Exercise → Return all of the material that follows, keeping each line exactly as it is.

*** Record excerpts ***

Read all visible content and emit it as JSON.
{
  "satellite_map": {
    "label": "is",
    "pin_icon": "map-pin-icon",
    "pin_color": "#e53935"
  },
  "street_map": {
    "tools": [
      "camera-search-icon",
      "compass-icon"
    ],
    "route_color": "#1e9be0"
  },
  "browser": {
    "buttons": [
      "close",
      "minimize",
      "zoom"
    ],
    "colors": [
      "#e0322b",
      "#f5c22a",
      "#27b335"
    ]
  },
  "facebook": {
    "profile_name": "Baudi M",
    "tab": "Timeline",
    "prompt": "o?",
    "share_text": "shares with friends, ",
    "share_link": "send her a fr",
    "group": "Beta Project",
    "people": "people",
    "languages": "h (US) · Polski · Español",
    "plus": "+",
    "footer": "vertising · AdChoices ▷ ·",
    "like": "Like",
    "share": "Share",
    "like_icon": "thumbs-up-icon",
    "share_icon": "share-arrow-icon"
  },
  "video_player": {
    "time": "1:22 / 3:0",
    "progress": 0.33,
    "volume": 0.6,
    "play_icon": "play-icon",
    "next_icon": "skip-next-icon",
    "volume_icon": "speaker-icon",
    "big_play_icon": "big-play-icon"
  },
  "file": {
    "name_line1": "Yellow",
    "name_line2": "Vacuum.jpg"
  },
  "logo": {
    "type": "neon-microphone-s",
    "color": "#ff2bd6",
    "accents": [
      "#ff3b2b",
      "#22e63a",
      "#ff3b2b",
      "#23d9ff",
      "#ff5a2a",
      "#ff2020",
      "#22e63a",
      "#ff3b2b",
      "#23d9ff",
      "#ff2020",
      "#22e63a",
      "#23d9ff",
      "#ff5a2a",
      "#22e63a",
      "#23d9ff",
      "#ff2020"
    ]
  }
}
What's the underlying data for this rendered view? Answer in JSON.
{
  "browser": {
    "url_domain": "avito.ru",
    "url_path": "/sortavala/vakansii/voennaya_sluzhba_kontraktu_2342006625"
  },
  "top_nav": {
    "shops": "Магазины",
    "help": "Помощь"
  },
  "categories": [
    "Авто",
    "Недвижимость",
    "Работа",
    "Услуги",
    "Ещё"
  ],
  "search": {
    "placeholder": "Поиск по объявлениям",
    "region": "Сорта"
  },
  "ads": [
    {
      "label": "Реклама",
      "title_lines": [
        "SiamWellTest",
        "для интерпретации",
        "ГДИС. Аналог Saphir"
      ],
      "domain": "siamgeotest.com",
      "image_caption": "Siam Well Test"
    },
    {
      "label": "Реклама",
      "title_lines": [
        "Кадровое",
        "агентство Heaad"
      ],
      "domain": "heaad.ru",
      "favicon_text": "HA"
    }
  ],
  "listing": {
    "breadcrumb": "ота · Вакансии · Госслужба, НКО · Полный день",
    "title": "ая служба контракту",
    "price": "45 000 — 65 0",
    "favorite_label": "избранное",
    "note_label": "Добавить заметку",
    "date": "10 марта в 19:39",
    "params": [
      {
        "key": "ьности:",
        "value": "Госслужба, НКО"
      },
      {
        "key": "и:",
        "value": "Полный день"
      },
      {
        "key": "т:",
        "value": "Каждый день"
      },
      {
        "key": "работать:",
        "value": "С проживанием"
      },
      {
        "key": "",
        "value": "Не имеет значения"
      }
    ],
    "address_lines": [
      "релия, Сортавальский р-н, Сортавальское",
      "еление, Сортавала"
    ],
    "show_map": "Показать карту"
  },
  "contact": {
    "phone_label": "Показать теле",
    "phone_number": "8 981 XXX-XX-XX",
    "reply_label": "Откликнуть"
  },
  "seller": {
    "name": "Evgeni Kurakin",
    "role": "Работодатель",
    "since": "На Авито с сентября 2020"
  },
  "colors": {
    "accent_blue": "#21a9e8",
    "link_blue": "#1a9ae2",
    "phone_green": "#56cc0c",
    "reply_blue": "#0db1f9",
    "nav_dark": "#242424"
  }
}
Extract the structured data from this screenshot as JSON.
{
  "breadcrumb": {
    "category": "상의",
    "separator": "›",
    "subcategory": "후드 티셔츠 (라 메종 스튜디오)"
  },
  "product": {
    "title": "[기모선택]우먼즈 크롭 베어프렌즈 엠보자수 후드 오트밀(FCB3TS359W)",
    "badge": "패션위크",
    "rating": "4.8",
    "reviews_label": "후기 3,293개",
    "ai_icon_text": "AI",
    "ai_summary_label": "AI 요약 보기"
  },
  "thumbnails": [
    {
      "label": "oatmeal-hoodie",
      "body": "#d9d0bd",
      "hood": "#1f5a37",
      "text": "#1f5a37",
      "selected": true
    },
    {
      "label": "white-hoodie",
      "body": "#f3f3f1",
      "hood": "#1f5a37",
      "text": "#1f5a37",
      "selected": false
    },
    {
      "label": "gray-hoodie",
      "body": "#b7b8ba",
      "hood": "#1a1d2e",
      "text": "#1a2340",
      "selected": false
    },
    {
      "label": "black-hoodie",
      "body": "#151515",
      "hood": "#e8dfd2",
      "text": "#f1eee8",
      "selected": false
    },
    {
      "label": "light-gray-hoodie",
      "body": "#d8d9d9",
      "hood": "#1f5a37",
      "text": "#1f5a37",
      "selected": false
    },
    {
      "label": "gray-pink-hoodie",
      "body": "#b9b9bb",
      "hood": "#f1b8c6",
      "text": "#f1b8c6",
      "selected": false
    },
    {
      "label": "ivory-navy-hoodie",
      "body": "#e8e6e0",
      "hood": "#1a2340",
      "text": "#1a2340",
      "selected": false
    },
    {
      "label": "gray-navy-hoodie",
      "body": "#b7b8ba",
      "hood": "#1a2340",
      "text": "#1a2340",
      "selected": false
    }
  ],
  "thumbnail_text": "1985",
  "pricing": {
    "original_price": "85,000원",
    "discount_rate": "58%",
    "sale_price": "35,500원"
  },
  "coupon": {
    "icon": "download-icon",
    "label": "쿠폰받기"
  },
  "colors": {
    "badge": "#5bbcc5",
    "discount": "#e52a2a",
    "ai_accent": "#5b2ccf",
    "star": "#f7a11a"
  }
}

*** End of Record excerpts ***

Written response →
Read all visible content and emit it as JSON.
{
  "satellite_map": {
    "label": "is",
    "pin_icon": "map-pin-icon",
    "pin_color": "#e53935"
  },
  "street_map": {
    "tools": [
      "camera-search-icon",
      "compass-icon"
    ],
    "route_color": "#1e9be0"
  },
  "browser": {
    "buttons": [
      "close",
      "minimize",
      "zoom"
    ],
    "colors": [
      "#e0322b",
      "#f5c22a",
      "#27b335"
    ]
  },
  "facebook": {
    "profile_name": "Baudi M",
    "tab": "Timeline",
    "prompt": "o?",
    "share_text": "shares with friends, ",
    "share_link": "send her a fr",
    "group": "Beta Project",
    "people": "people",
    "languages": "h (US) · Polski · Español",
    "plus": "+",
    "footer": "vertising · AdChoices ▷ ·",
    "like": "Like",
    "share": "Share",
    "like_icon": "thumbs-up-icon",
    "share_icon": "share-arrow-icon"
  },
  "video_player": {
    "time": "1:22 / 3:0",
    "progress": 0.33,
    "volume": 0.6,
    "play_icon": "play-icon",
    "next_icon": "skip-next-icon",
    "volume_icon": "speaker-icon",
    "big_play_icon": "big-play-icon"
  },
  "file": {
    "name_line1": "Yellow",
    "name_line2": "Vacuum.jpg"
  },
  "logo": {
    "type": "neon-microphone-s",
    "color": "#ff2bd6",
    "accents": [
      "#ff3b2b",
      "#22e63a",
      "#ff3b2b",
      "#23d9ff",
      "#ff5a2a",
      "#ff2020",
      "#22e63a",
      "#ff3b2b",
      "#23d9ff",
      "#ff2020",
      "#22e63a",
      "#23d9ff",
      "#ff5a2a",
      "#22e63a",
      "#23d9ff",
      "#ff2020"
    ]
  }
}
What's the underlying data for this rendered view? Answer in JSON.
{
  "browser": {
    "url_domain": "avito.ru",
    "url_path": "/sortavala/vakansii/voennaya_sluzhba_kontraktu_2342006625"
  },
  "top_nav": {
    "shops": "Магазины",
    "help": "Помощь"
  },
  "categories": [
    "Авто",
    "Недвижимость",
    "Работа",
    "Услуги",
    "Ещё"
  ],
  "search": {
    "placeholder": "Поиск по объявлениям",
    "region": "Сорта"
  },
  "ads": [
    {
      "label": "Реклама",
      "title_lines": [
        "SiamWellTest",
        "для интерпретации",
        "ГДИС. Аналог Saphir"
      ],
      "domain": "siamgeotest.com",
      "image_caption": "Siam Well Test"
    },
    {
      "label": "Реклама",
      "title_lines": [
        "Кадровое",
        "агентство Heaad"
      ],
      "domain": "heaad.ru",
      "favicon_text": "HA"
    }
  ],
  "listing": {
    "breadcrumb": "ота · Вакансии · Госслужба, НКО · Полный день",
    "title": "ая служба контракту",
    "price": "45 000 — 65 0",
    "favorite_label": "избранное",
    "note_label": "Добавить заметку",
    "date": "10 марта в 19:39",
    "params": [
      {
        "key": "ьности:",
        "value": "Госслужба, НКО"
      },
      {
        "key": "и:",
        "value": "Полный день"
      },
      {
        "key": "т:",
        "value": "Каждый день"
      },
      {
        "key": "работать:",
        "value": "С проживанием"
      },
      {
        "key": "",
        "value": "Не имеет значения"
      }
    ],
    "address_lines": [
      "релия, Сортавальский р-н, Сортавальское",
      "еление, Сортавала"
    ],
    "show_map": "Показать карту"
  },
  "contact": {
    "phone_label": "Показать теле",
    "phone_number": "8 981 XXX-XX-XX",
    "reply_label": "Откликнуть"
  },
  "seller": {
    "name": "Evgeni Kurakin",
    "role": "Работодатель",
    "since": "На Авито с сентября 2020"
  },
  "colors": {
    "accent_blue": "#21a9e8",
    "link_blue": "#1a9ae2",
    "phone_green": "#56cc0c",
    "reply_blue": "#0db1f9",
    "nav_dark": "#242424"
  }
}
Extract the structured data from this screenshot as JSON.
{
  "breadcrumb": {
    "category": "상의",
    "separator": "›",
    "subcategory": "후드 티셔츠 (라 메종 스튜디오)"
  },
  "product": {
    "title": "[기모선택]우먼즈 크롭 베어프렌즈 엠보자수 후드 오트밀(FCB3TS359W)",
    "badge": "패션위크",
    "rating": "4.8",
    "reviews_label": "후기 3,293개",
    "ai_icon_text": "AI",
    "ai_summary_label": "AI 요약 보기"
  },
  "thumbnails": [
    {
      "label": "oatmeal-hoodie",
      "body": "#d9d0bd",
      "hood": "#1f5a37",
      "text": "#1f5a37",
      "selected": true
    },
    {
      "label": "white-hoodie",
      "body": "#f3f3f1",
      "hood": "#1f5a37",
      "text": "#1f5a37",
      "selected": false
    },
    {
      "label": "gray-hoodie",
      "body": "#b7b8ba",
      "hood": "#1a1d2e",
      "text": "#1a2340",
      "selected": false
    },
    {
      "label": "black-hoodie",
      "body": "#151515",
      "hood": "#e8dfd2",
      "text": "#f1eee8",
      "selected": false
    },
    {
      "label": "light-gray-hoodie",
      "body": "#d8d9d9",
      "hood": "#1f5a37",
      "text": "#1f5a37",
      "selected": false
    },
    {
      "label": "gray-pink-hoodie",
      "body": "#b9b9bb",
      "hood": "#f1b8c6",
      "text": "#f1b8c6",
      "selected": false
    },
    {
      "label": "ivory-navy-hoodie",
      "body": "#e8e6e0",
      "hood": "#1a2340",
      "text": "#1a2340",
      "selected": false
    },
    {
      "label": "gray-navy-hoodie",
      "body": "#b7b8ba",
      "hood": "#1a2340",
      "text": "#1a2340",
      "selected": false
    }
  ],
  "thumbnail_text": "1985",
  "pricing": {
    "original_price": "85,000원",
    "discount_rate": "58%",
    "sale_price": "35,500원"
  },
  "coupon": {
    "icon": "download-icon",
    "label": "쿠폰받기"
  },
  "colors": {
    "badge": "#5bbcc5",
    "discount": "#e52a2a",
    "ai_accent": "#5b2ccf",
    "star": "#f7a11a"
  }
}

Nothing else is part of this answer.